§ Prompt:
Check each line below for the word "shield". How many have it? Answer with the number only.

§ Given data:
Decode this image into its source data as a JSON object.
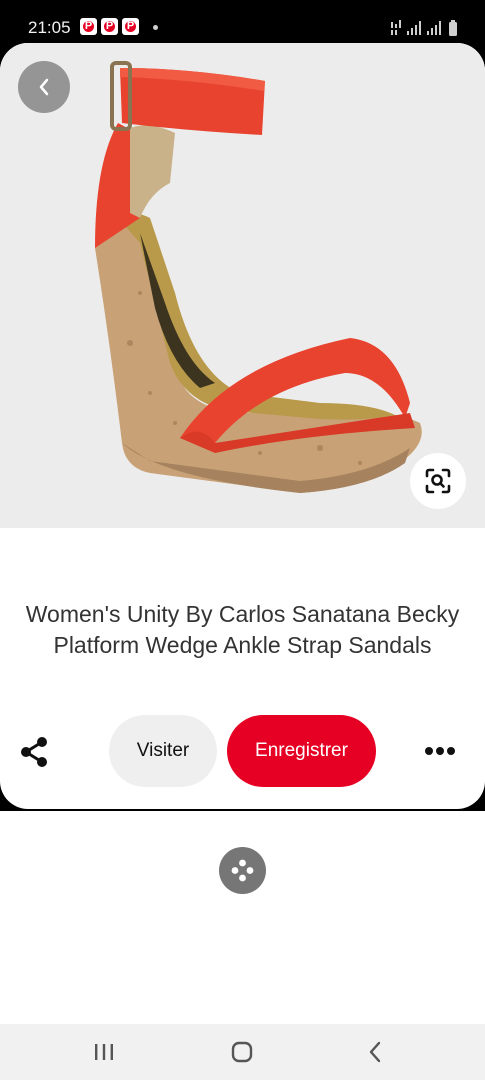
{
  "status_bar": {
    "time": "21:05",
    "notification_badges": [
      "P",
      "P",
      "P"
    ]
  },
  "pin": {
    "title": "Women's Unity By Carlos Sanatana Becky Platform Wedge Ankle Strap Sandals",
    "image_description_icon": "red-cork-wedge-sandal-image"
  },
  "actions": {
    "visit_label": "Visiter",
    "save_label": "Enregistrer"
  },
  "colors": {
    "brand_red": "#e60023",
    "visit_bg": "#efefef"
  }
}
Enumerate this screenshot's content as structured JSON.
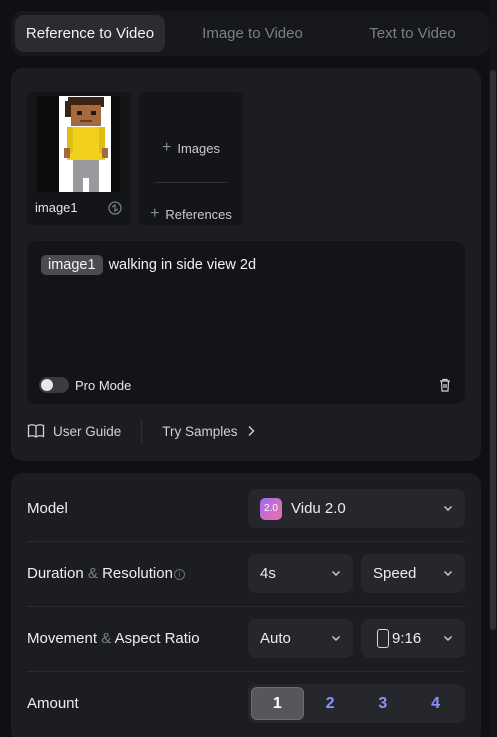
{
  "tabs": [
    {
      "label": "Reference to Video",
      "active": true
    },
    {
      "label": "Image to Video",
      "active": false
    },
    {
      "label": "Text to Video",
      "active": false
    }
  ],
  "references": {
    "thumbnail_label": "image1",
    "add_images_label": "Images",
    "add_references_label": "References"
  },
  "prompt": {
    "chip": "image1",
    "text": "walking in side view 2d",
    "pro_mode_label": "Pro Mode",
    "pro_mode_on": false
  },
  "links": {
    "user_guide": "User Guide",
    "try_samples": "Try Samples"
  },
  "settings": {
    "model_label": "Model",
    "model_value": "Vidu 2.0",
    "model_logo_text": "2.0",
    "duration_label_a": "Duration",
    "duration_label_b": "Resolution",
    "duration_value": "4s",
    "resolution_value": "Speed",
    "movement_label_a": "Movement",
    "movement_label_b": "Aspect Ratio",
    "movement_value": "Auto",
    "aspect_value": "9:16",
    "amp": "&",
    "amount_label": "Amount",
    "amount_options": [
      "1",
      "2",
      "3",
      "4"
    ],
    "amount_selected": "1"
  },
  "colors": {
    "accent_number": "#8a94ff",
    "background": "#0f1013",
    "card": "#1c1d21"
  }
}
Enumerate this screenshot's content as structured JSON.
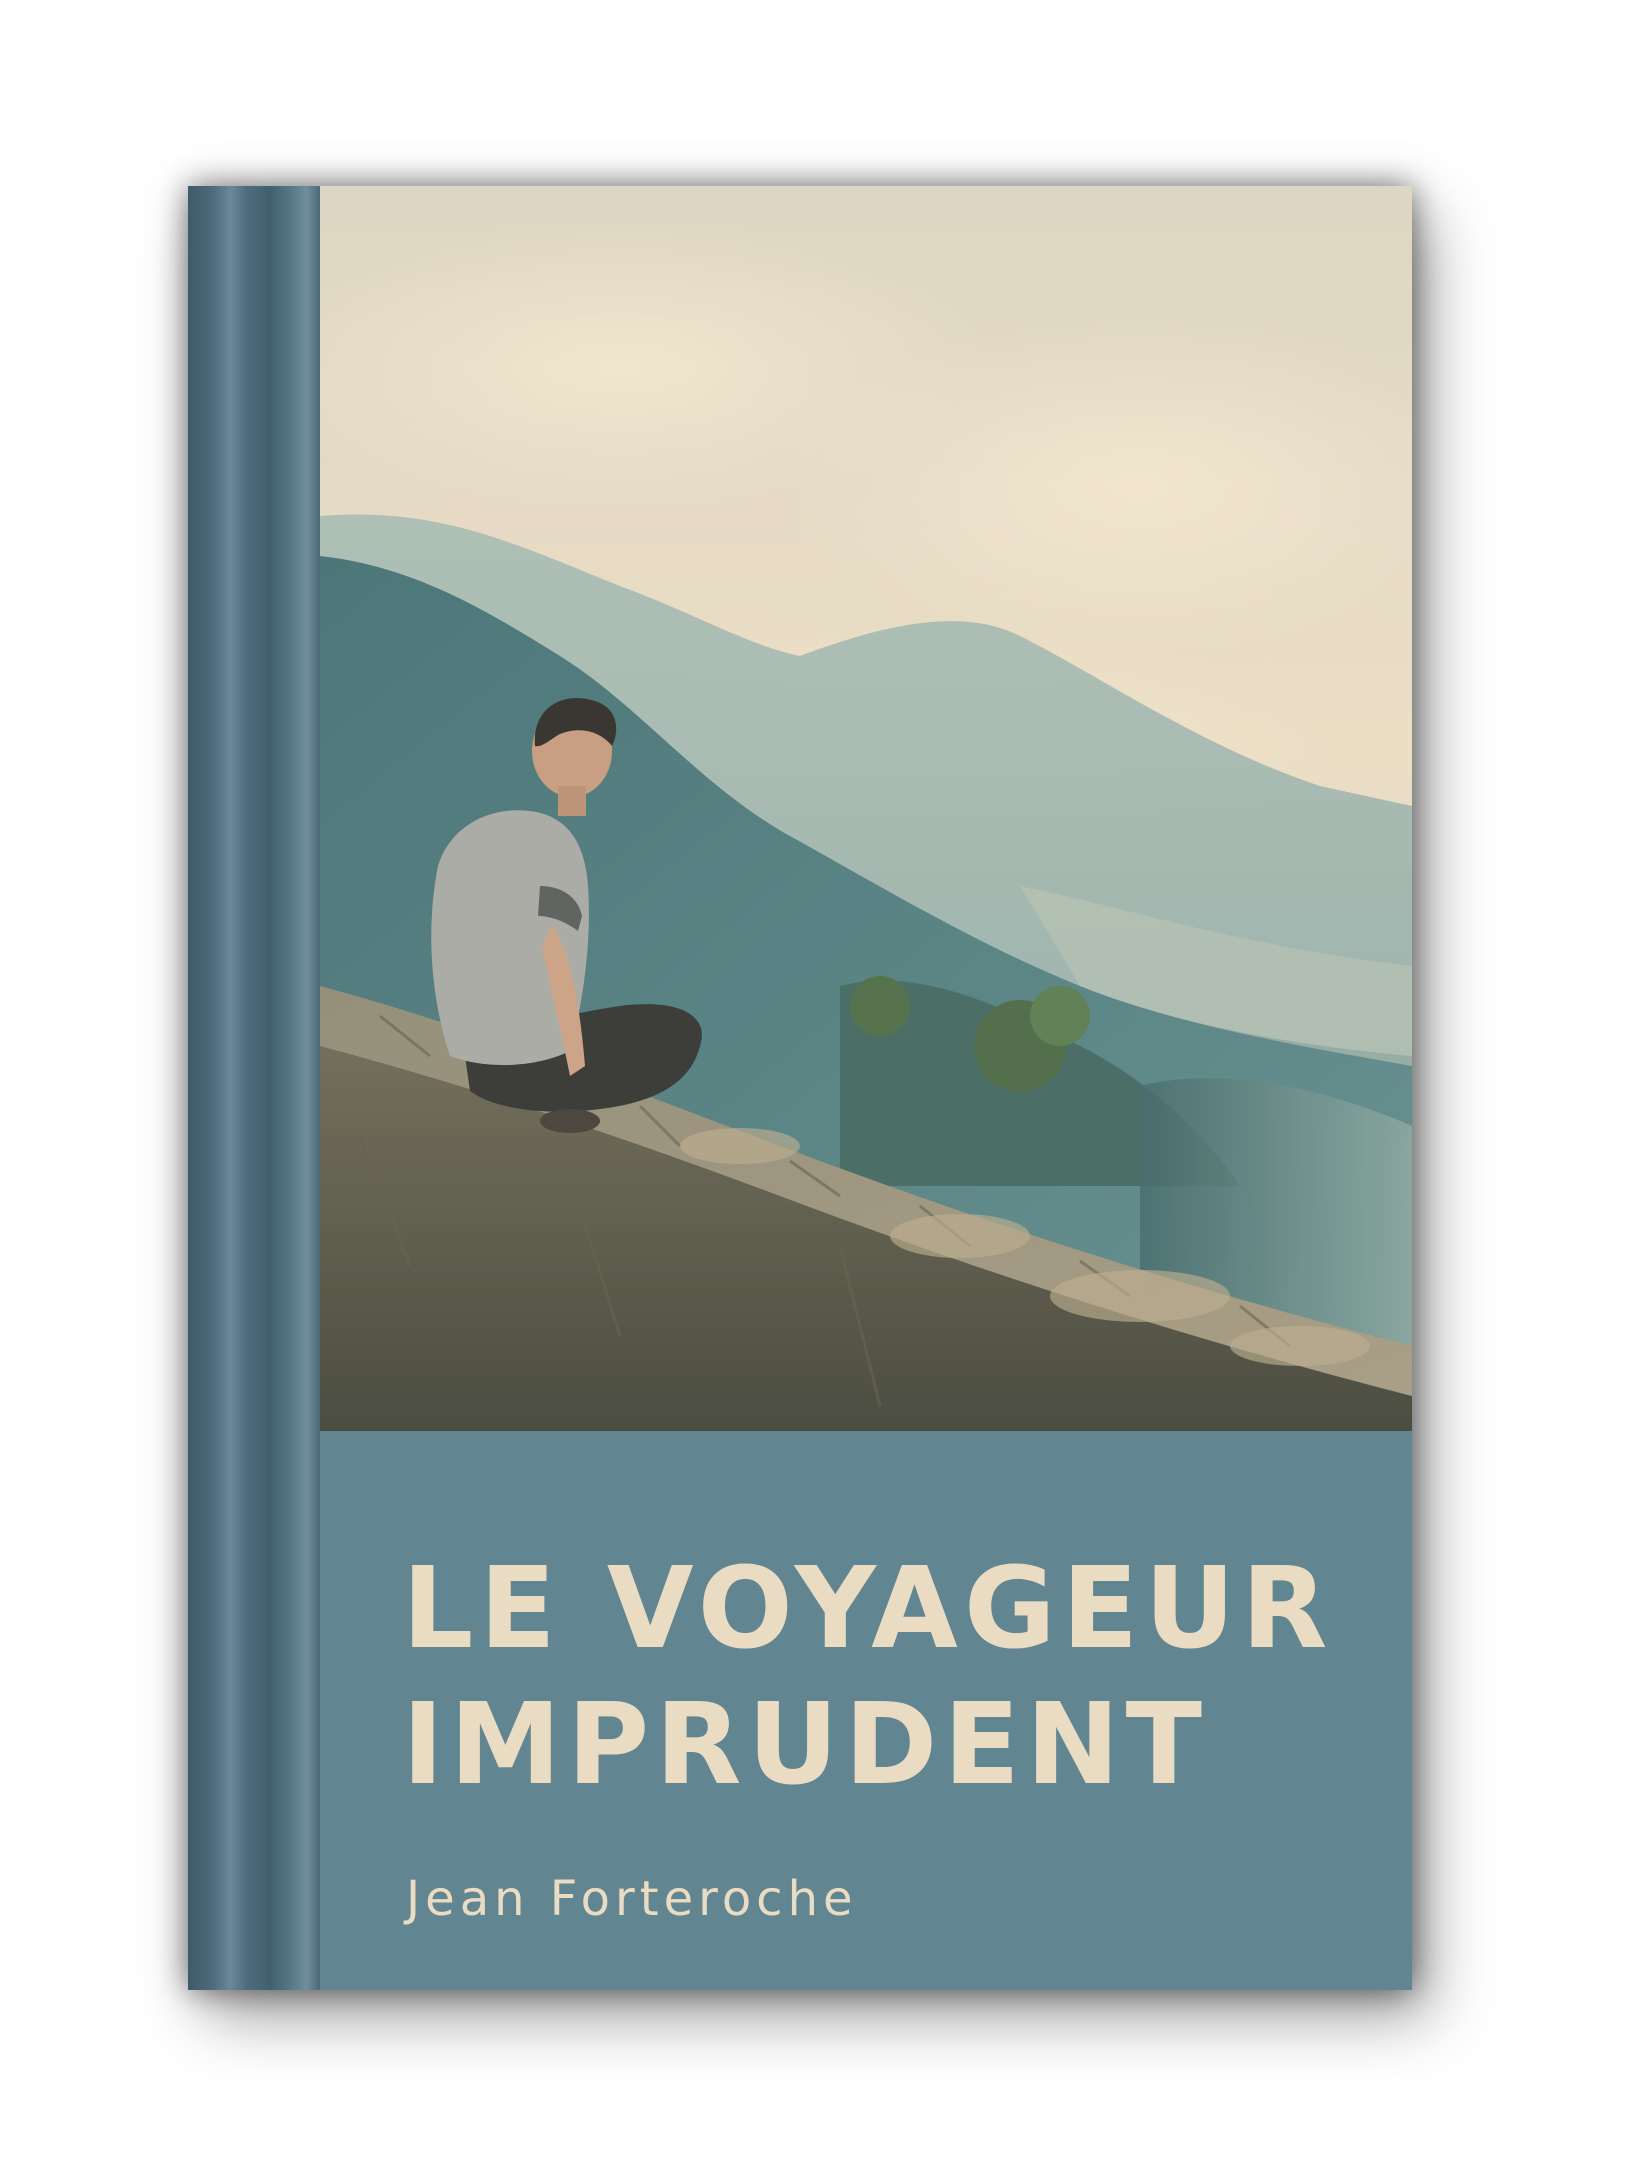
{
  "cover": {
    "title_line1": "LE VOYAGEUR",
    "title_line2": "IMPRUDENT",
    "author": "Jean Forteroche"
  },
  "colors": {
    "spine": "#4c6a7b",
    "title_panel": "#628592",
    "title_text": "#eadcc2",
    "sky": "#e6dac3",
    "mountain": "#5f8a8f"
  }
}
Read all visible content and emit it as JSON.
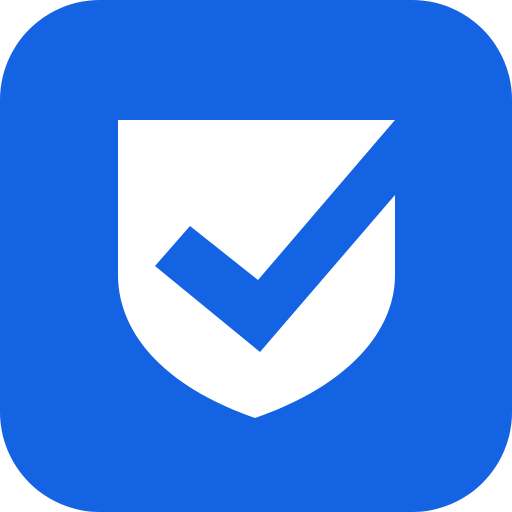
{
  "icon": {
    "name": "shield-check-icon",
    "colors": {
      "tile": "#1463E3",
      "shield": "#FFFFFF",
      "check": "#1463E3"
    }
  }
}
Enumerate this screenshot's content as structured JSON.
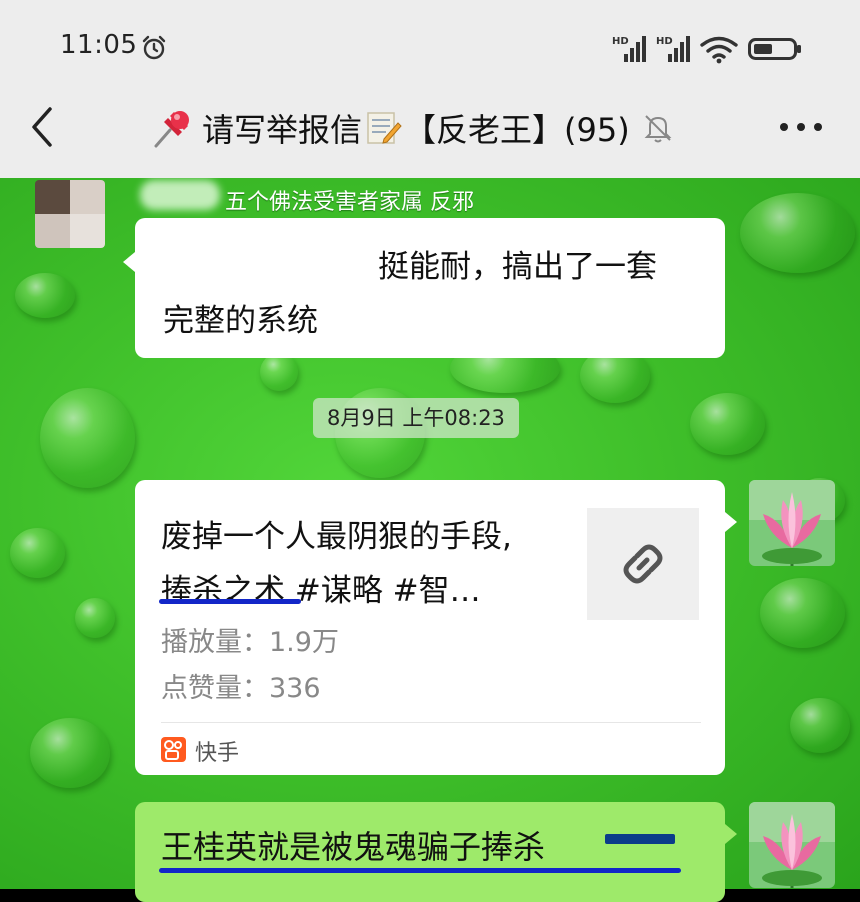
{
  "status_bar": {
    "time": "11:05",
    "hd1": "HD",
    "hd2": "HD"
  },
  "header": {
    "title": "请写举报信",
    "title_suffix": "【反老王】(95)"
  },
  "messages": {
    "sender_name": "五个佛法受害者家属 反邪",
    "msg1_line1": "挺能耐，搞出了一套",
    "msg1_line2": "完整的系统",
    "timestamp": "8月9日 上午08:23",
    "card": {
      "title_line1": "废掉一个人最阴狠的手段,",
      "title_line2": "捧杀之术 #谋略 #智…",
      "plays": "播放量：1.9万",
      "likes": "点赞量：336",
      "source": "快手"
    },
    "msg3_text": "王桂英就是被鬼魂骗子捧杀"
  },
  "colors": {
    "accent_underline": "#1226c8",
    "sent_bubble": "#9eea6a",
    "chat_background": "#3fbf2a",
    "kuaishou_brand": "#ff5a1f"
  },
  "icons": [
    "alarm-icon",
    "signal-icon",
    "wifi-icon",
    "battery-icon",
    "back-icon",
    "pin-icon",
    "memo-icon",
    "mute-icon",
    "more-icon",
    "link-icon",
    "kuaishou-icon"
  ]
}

§ Response area:
2